Goal of the exercise: Without the pictures, reproduce the entries below exactly.

START Material provided

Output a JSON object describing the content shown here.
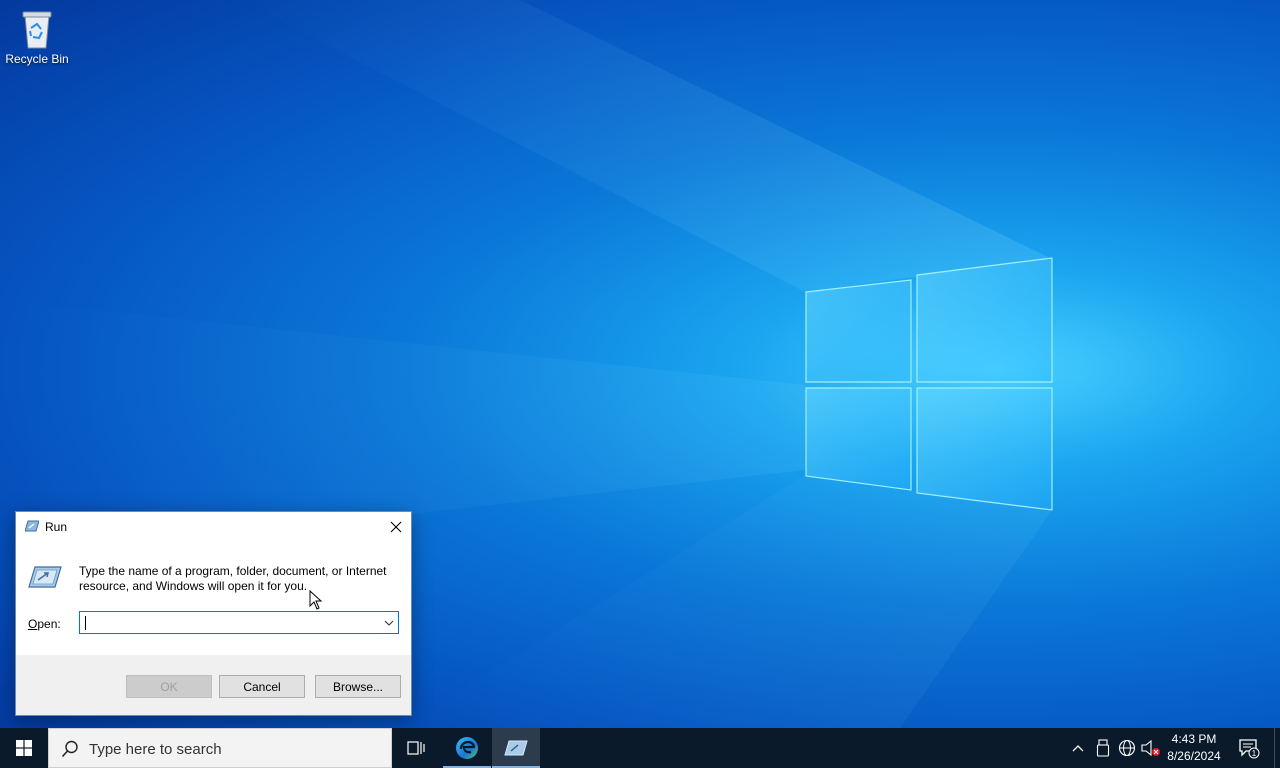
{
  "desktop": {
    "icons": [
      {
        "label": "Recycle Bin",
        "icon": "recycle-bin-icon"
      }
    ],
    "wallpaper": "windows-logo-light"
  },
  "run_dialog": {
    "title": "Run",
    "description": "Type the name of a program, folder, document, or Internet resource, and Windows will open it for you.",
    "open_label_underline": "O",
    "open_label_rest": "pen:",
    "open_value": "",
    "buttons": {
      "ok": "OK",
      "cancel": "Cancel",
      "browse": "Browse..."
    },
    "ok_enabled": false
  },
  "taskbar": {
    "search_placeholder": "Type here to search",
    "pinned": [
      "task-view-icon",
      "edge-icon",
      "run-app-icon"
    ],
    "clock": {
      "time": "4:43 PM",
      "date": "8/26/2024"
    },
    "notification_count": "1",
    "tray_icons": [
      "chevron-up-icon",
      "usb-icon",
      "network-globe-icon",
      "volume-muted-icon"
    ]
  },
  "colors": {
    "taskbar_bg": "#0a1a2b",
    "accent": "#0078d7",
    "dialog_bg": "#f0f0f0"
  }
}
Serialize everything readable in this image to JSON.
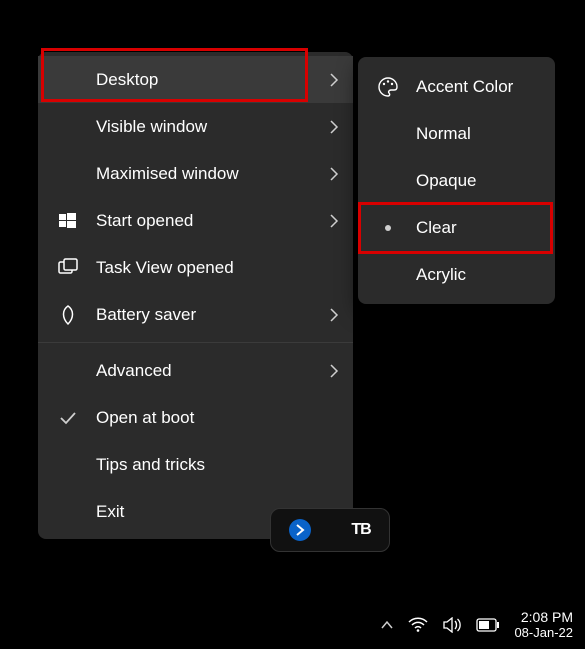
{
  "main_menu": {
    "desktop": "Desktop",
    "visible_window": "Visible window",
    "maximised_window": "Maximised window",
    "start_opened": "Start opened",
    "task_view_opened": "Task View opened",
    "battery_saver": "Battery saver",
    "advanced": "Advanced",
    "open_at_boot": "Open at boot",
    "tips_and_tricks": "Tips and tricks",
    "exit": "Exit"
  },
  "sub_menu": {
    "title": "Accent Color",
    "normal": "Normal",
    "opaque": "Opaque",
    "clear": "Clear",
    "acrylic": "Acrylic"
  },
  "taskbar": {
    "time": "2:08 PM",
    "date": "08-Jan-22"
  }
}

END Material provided

Answer below:
Output a JSON object describing the content shown here.
{
  "desktop": {
    "icons": [
      {
        "label": "Recycle Bin",
        "icon": "recycle-bin-icon"
      }
    ],
    "wallpaper": "windows-logo-light"
  },
  "run_dialog": {
    "title": "Run",
    "description": "Type the name of a program, folder, document, or Internet resource, and Windows will open it for you.",
    "open_label_underline": "O",
    "open_label_rest": "pen:",
    "open_value": "",
    "buttons": {
      "ok": "OK",
      "cancel": "Cancel",
      "browse": "Browse..."
    },
    "ok_enabled": false
  },
  "taskbar": {
    "search_placeholder": "Type here to search",
    "pinned": [
      "task-view-icon",
      "edge-icon",
      "run-app-icon"
    ],
    "clock": {
      "time": "4:43 PM",
      "date": "8/26/2024"
    },
    "notification_count": "1",
    "tray_icons": [
      "chevron-up-icon",
      "usb-icon",
      "network-globe-icon",
      "volume-muted-icon"
    ]
  },
  "colors": {
    "taskbar_bg": "#0a1a2b",
    "accent": "#0078d7",
    "dialog_bg": "#f0f0f0"
  }
}
Serialize everything readable in this image to JSON.
{
  "main_menu": {
    "desktop": "Desktop",
    "visible_window": "Visible window",
    "maximised_window": "Maximised window",
    "start_opened": "Start opened",
    "task_view_opened": "Task View opened",
    "battery_saver": "Battery saver",
    "advanced": "Advanced",
    "open_at_boot": "Open at boot",
    "tips_and_tricks": "Tips and tricks",
    "exit": "Exit"
  },
  "sub_menu": {
    "title": "Accent Color",
    "normal": "Normal",
    "opaque": "Opaque",
    "clear": "Clear",
    "acrylic": "Acrylic"
  },
  "taskbar": {
    "time": "2:08 PM",
    "date": "08-Jan-22"
  }
}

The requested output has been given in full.